Material shown:

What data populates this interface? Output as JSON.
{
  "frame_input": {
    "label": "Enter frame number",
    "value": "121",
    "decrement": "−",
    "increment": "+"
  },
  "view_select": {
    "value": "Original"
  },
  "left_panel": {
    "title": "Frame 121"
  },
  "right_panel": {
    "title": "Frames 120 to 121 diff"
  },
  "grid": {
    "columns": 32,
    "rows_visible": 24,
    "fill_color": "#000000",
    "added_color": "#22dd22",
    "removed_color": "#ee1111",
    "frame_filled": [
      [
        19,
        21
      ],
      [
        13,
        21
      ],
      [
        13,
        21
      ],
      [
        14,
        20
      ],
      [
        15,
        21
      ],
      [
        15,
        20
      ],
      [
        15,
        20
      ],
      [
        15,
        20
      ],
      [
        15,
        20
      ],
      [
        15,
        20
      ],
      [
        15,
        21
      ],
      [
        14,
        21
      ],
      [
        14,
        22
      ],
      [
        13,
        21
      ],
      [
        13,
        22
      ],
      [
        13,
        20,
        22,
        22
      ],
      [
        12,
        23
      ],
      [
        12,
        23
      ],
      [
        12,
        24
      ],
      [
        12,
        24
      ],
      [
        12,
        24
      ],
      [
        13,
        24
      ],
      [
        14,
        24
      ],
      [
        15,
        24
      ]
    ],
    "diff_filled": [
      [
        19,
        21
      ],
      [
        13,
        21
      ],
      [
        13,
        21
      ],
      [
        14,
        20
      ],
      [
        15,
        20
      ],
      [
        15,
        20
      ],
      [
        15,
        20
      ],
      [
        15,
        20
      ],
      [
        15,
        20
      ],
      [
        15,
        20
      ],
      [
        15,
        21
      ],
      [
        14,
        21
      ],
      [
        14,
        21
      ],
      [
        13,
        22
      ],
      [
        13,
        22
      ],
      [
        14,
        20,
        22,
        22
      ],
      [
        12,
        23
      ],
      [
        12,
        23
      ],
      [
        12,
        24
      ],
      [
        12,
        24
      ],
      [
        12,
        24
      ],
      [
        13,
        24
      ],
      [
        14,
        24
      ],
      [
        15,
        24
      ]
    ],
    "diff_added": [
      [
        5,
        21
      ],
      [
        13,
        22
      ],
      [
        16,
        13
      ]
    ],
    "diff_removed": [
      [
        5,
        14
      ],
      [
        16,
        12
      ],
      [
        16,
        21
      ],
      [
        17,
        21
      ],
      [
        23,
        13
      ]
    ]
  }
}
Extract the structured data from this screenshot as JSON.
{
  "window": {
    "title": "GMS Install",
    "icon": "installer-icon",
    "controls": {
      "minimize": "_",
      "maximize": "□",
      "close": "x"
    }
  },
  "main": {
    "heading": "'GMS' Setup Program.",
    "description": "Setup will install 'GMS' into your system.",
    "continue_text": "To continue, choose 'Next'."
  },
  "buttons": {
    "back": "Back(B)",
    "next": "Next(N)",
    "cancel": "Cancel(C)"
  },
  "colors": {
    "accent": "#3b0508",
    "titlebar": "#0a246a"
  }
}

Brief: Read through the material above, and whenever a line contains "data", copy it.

Response to this exercise:
What data populates this interface? Output as JSON.
Extract the structured data from this screenshot as JSON.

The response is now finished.